Nineteenth in a series of endless, tireless, exhaustive, hairsplitting, obsessive, resounding, never-before-attempted, conclusive posts on the fact-checking industry.
In a twist that doubtless shocked viewers, Sarah Palin and Sean Hannity agreed that the president came off as petulant and condescending in the final presidential debate last night. Palin, in turn, went a step further, saying that President Obama prevaricated his way through the proceedings.
Palin: “There were so many untruths spewed by Obama tonight. Unfortunately Romney just didn’t have time to answer them all.”
Palin: “...lies catching up to him.”
Palin: “I sure wish the media would start calling Obama out on these lies.”
For the record, the media were doing just that at precisely the moment Palin was talking. FactCheck.org, for instance, roughed up the president for shaky statements on Mitt Romney’s position on Pakistan, Iraq and the auto bailout. PolitiFact expressed some doubts about Obama statements regarding Iraq and Osama bin Laden. And Washington Post fact-checker Glenn Kessler was on it as well.
All three of them, perhaps to Palin’s dismay, also cited various untruths peddled by Romney in the debate. If she wants it done right, Palin, it appears, is going to have to join the fact-checking industry.

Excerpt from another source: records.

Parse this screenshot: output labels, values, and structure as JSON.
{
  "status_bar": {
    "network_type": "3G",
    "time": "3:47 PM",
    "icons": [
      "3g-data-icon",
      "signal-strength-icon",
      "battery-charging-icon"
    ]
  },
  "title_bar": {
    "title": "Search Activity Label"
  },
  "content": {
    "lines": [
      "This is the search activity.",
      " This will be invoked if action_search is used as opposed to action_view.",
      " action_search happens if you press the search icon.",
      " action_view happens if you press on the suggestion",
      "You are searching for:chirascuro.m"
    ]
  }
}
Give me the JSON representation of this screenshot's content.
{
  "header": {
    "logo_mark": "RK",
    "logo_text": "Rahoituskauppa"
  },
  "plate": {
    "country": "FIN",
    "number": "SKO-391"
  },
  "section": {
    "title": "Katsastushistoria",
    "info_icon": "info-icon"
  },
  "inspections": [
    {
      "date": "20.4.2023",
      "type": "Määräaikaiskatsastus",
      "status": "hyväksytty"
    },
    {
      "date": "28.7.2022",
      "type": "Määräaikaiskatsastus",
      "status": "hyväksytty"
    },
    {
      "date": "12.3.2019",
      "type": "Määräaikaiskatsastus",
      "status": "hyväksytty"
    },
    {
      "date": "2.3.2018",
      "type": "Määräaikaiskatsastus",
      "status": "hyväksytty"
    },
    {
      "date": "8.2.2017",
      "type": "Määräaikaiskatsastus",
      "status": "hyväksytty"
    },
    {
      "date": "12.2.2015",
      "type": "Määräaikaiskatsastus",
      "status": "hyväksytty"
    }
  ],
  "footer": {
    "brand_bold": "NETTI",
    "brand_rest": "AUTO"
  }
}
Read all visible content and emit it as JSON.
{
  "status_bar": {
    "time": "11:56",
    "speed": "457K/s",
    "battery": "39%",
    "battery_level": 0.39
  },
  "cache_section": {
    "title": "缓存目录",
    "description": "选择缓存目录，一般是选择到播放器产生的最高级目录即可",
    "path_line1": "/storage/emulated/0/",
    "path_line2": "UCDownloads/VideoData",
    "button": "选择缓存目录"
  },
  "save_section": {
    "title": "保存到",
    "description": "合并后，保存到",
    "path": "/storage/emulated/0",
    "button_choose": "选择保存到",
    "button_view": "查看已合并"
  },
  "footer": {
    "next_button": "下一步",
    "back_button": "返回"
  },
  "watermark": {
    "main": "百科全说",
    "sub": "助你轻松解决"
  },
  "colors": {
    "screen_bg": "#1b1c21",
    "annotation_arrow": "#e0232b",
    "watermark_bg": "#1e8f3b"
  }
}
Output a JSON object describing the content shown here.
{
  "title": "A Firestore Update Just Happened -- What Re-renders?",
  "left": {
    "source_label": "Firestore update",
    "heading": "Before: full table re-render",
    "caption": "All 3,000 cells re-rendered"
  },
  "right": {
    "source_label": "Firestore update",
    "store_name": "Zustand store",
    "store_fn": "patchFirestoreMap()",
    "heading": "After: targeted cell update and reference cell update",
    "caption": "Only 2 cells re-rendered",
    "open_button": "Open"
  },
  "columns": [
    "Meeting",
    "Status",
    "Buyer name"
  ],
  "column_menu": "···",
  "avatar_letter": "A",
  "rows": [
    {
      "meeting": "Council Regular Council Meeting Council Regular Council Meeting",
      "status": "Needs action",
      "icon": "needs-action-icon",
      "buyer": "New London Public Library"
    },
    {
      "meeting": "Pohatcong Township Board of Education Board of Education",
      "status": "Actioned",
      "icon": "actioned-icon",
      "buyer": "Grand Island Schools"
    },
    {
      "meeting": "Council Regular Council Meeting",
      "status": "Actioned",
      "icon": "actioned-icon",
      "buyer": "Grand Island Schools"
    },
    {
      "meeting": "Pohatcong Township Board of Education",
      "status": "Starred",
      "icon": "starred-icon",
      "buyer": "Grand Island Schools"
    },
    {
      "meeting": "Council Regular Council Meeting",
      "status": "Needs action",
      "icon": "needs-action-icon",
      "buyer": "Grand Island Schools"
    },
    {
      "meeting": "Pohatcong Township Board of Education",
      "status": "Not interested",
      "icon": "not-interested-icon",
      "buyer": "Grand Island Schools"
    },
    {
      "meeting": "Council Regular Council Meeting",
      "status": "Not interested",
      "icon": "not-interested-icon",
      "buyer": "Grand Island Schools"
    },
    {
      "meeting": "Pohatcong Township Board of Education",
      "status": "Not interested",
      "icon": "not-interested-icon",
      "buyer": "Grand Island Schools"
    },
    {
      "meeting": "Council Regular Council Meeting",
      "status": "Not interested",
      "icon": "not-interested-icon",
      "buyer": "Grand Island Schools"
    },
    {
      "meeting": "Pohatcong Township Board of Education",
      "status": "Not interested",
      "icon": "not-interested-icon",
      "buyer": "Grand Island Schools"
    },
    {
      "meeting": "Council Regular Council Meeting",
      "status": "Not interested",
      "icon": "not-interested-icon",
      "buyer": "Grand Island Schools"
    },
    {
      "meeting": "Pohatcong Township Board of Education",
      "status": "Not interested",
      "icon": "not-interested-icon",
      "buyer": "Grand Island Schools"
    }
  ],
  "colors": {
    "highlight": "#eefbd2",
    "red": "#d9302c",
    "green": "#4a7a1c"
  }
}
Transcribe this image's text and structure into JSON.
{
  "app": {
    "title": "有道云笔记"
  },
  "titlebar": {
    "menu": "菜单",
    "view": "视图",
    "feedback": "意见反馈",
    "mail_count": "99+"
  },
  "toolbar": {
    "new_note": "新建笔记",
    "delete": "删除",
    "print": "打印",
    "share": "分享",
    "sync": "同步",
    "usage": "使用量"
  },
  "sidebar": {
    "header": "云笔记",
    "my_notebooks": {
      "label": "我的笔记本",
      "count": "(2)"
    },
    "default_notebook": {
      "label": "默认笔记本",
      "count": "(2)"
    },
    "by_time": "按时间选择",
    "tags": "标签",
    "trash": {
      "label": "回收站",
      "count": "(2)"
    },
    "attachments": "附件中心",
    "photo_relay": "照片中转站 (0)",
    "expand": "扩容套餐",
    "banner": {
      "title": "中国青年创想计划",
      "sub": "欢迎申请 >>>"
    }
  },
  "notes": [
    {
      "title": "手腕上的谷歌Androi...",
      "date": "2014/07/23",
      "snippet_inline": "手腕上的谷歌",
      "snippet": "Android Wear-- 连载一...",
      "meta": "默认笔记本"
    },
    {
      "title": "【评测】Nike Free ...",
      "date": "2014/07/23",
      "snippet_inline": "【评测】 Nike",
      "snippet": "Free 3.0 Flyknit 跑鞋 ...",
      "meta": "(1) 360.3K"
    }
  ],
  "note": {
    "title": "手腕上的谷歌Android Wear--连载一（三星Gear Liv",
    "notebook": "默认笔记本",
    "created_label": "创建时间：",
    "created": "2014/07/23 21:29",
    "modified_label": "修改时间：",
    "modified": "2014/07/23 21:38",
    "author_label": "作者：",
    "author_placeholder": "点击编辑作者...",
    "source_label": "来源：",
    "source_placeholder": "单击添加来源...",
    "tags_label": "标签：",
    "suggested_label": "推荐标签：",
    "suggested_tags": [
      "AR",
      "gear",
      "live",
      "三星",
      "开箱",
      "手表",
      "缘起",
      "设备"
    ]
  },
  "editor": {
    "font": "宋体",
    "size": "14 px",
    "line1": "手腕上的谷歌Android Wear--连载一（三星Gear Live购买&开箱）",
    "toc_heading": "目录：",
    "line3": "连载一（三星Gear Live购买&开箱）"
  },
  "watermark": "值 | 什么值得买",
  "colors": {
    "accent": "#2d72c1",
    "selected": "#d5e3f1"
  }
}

The Fact-Checking series so far:
Fourth: Clinton bedevils fact-checkers.
Seventh: Biden and Obama keep checkers busy.
Eighth: A task for fact-checkers: Did the administration apologize for American values?
Thirteenth: Catch the error in this Washington Times invite.
Fourteenth: AP editor cites Bachmann fact-checking ‘quota.’
Sixteenth: Fact-checking: A consumer-driven movement.
Seventeenth: Fact checkers not helping advance Obama argument.